### Aim of the exercise
Search the material for "Properties" and show all lines that contain it.

*** Block opens ***

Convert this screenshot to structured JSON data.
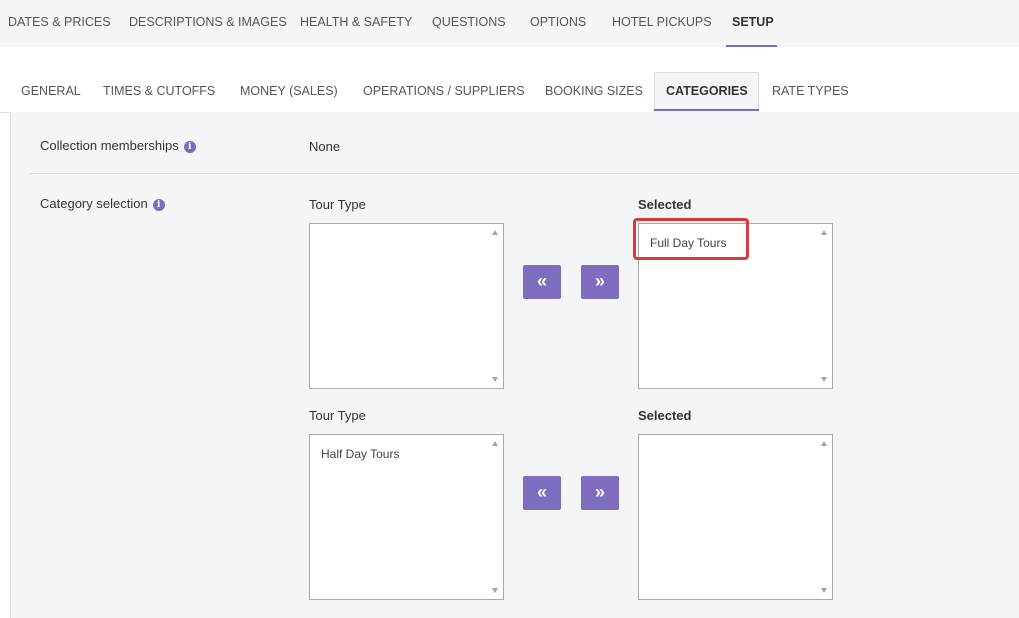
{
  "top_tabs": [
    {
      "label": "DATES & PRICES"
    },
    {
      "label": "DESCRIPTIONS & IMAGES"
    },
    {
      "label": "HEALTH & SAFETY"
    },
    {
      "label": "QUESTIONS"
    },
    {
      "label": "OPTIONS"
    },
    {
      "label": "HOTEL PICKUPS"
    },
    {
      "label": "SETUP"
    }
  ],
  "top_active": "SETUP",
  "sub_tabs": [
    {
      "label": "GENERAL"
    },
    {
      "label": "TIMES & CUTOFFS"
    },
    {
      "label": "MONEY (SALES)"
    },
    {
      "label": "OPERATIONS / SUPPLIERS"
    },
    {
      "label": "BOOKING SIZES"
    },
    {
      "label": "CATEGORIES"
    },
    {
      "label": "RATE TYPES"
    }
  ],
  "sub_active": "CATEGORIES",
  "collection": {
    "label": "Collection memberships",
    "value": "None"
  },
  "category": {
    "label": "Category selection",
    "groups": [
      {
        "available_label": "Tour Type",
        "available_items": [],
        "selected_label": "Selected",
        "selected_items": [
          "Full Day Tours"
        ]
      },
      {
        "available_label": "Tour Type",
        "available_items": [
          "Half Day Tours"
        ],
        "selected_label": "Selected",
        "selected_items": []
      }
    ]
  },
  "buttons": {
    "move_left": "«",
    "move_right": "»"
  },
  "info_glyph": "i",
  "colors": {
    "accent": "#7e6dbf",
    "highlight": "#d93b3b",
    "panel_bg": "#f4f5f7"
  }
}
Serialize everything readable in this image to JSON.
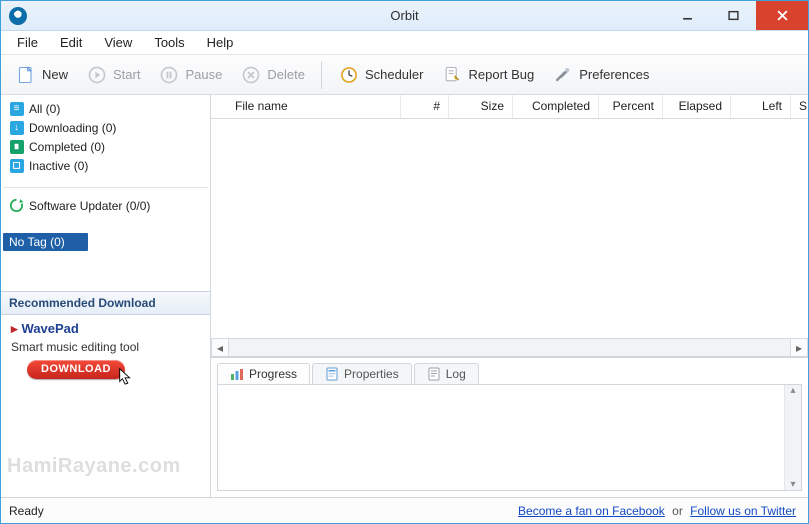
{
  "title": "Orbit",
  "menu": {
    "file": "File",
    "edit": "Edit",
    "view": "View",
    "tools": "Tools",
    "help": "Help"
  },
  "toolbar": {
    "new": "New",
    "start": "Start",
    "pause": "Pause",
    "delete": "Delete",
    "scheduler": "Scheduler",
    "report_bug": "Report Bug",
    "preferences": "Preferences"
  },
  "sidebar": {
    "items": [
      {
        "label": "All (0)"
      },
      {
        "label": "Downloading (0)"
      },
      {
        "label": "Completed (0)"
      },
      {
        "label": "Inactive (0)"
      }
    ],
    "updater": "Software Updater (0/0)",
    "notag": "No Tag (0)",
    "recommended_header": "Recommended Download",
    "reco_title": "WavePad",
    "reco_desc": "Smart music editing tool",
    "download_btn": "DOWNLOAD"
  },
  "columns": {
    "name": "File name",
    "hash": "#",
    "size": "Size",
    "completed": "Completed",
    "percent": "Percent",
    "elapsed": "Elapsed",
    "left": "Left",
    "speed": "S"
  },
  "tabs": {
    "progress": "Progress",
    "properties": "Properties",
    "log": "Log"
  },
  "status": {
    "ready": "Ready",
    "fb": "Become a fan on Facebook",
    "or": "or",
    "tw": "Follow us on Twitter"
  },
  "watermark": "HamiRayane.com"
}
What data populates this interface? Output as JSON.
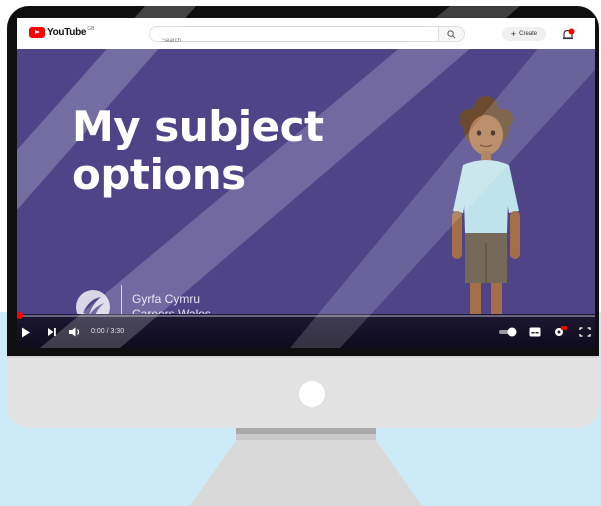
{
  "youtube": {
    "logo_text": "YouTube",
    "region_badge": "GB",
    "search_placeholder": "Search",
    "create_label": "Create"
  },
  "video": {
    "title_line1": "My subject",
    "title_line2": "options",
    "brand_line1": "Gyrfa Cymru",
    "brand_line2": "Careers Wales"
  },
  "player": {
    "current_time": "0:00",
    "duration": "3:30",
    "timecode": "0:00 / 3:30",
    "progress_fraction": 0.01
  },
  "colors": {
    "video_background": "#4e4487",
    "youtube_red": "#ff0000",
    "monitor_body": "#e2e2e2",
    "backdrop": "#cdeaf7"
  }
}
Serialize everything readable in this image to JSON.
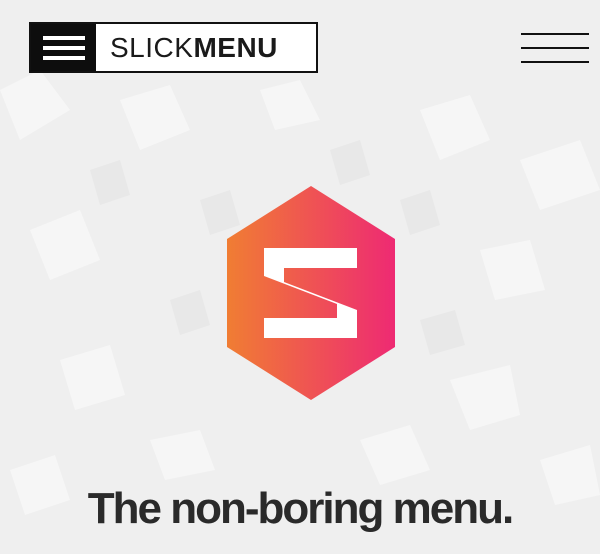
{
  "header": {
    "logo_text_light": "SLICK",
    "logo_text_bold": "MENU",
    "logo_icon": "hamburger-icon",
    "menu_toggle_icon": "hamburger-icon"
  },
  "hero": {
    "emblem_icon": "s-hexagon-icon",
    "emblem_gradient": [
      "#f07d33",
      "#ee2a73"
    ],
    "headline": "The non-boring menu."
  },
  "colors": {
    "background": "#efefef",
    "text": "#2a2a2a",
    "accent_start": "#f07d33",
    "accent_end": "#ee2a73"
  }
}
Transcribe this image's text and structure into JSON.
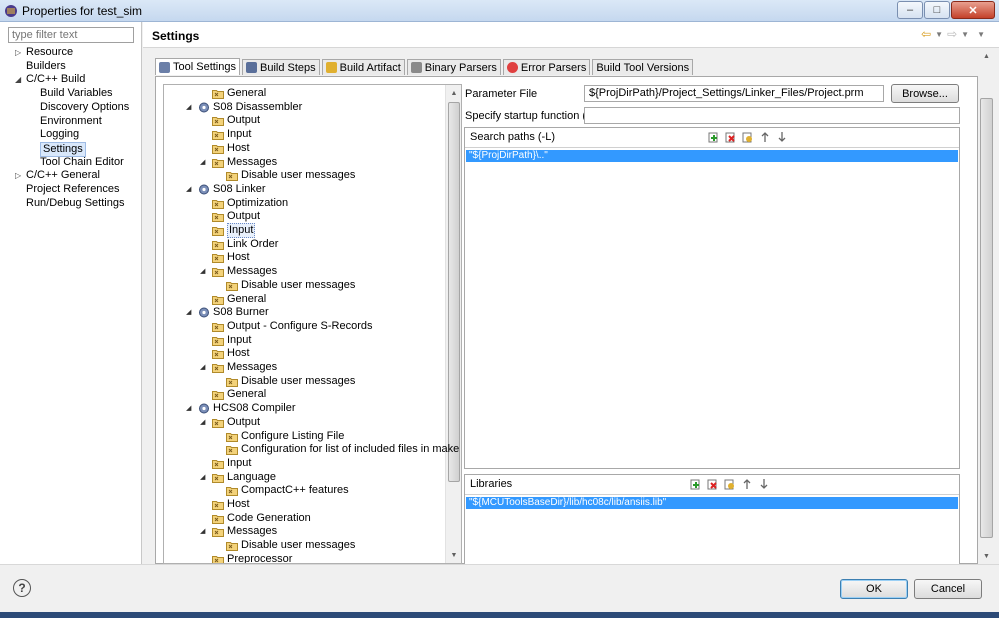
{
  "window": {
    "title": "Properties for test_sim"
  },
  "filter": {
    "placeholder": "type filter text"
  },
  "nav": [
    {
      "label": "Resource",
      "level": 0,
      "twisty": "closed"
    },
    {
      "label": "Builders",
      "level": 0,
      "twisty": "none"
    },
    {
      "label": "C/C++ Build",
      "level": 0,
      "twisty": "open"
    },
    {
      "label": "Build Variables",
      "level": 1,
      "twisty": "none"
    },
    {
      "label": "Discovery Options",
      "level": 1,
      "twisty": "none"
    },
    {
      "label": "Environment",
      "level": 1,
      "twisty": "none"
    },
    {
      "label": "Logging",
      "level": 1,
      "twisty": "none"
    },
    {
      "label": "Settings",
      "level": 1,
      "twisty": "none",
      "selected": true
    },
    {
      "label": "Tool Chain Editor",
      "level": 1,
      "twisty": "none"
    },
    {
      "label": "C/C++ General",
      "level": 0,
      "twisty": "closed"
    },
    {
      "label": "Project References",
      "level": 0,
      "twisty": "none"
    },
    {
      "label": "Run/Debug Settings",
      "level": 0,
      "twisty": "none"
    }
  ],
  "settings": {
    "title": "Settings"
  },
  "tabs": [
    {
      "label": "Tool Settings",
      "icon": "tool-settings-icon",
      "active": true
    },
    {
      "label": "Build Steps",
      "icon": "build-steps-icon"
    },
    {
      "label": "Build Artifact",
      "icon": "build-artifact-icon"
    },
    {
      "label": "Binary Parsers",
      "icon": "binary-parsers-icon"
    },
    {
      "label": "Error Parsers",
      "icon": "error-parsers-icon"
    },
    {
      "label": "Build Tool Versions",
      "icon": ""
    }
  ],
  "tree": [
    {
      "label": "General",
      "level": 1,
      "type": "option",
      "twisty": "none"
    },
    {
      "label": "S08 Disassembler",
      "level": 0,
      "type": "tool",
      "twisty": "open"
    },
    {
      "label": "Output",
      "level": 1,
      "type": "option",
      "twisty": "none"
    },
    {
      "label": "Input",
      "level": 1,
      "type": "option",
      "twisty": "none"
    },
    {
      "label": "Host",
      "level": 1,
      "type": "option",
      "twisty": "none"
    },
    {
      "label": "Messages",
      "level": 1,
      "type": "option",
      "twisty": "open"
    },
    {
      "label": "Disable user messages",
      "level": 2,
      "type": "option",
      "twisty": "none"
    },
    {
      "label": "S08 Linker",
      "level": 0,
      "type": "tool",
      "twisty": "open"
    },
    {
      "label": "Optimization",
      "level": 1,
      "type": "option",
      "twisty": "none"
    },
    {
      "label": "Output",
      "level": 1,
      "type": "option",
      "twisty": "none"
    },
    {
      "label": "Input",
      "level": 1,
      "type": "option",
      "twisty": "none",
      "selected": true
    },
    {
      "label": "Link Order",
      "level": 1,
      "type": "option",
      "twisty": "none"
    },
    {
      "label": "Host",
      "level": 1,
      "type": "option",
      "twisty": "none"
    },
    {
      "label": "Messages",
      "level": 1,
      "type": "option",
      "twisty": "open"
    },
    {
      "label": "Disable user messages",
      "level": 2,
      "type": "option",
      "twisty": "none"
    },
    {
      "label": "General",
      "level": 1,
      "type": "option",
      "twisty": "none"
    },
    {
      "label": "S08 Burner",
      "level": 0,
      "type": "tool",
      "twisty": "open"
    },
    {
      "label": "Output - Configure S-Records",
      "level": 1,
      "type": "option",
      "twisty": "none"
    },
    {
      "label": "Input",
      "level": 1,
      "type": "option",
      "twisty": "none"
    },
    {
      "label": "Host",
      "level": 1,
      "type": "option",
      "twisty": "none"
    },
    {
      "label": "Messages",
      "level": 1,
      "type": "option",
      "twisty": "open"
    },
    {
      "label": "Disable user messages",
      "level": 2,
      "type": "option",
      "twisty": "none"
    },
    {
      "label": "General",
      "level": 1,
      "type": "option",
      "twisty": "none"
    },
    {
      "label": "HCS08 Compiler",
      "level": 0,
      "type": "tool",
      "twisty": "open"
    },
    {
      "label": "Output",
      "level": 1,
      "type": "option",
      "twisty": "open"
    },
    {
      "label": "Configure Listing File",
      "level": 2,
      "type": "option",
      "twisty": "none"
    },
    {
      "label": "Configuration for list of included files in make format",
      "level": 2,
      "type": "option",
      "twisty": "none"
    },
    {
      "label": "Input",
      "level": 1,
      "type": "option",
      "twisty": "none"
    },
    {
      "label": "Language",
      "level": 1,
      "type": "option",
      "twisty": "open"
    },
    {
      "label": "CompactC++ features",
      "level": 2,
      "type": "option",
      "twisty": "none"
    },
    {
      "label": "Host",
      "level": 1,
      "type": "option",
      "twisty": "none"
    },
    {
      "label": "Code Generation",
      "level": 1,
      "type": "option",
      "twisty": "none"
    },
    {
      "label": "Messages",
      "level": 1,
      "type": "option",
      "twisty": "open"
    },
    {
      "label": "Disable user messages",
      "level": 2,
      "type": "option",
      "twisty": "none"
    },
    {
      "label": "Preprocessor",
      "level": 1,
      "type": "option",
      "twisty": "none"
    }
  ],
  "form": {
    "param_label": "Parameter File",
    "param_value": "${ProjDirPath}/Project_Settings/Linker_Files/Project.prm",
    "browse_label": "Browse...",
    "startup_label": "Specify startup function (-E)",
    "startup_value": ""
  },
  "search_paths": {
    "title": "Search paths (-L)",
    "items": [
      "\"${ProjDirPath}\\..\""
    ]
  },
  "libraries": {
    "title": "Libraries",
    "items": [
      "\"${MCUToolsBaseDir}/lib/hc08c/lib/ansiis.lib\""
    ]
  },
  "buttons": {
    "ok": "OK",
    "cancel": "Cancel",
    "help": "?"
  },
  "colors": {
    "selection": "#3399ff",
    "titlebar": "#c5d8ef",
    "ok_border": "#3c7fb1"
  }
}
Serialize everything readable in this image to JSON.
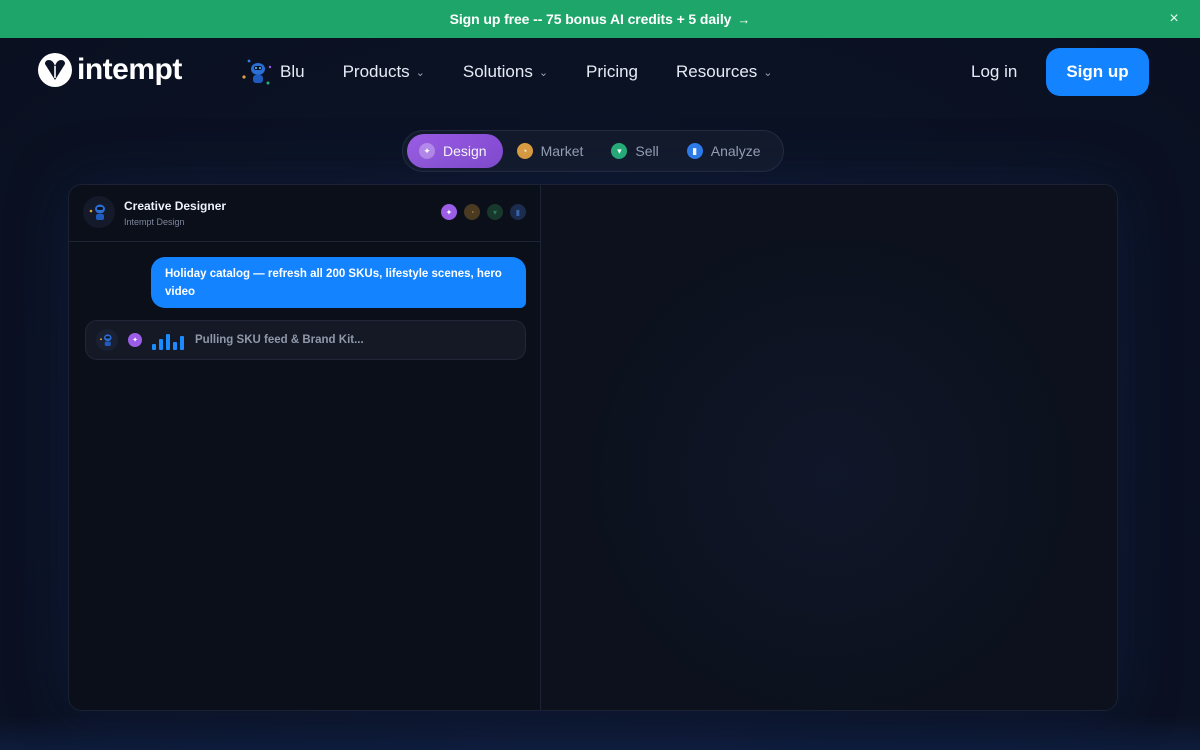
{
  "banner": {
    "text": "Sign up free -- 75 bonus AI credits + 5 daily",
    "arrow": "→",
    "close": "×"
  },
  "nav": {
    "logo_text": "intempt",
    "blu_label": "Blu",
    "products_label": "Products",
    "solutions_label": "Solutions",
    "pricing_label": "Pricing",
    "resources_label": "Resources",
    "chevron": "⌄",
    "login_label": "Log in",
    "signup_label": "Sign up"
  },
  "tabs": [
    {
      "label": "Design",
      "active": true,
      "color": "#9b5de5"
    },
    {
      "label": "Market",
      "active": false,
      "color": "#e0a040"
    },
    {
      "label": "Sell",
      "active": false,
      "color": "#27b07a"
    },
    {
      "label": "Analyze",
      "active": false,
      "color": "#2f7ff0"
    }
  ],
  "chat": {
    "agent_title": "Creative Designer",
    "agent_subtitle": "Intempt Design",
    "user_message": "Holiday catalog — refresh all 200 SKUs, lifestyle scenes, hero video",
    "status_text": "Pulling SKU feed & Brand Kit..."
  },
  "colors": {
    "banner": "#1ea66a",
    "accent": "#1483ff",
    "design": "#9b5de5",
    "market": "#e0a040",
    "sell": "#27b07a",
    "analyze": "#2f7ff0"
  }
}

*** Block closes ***

### Response box
    "properties": "Properties",
    "title": "Properties for test_sim"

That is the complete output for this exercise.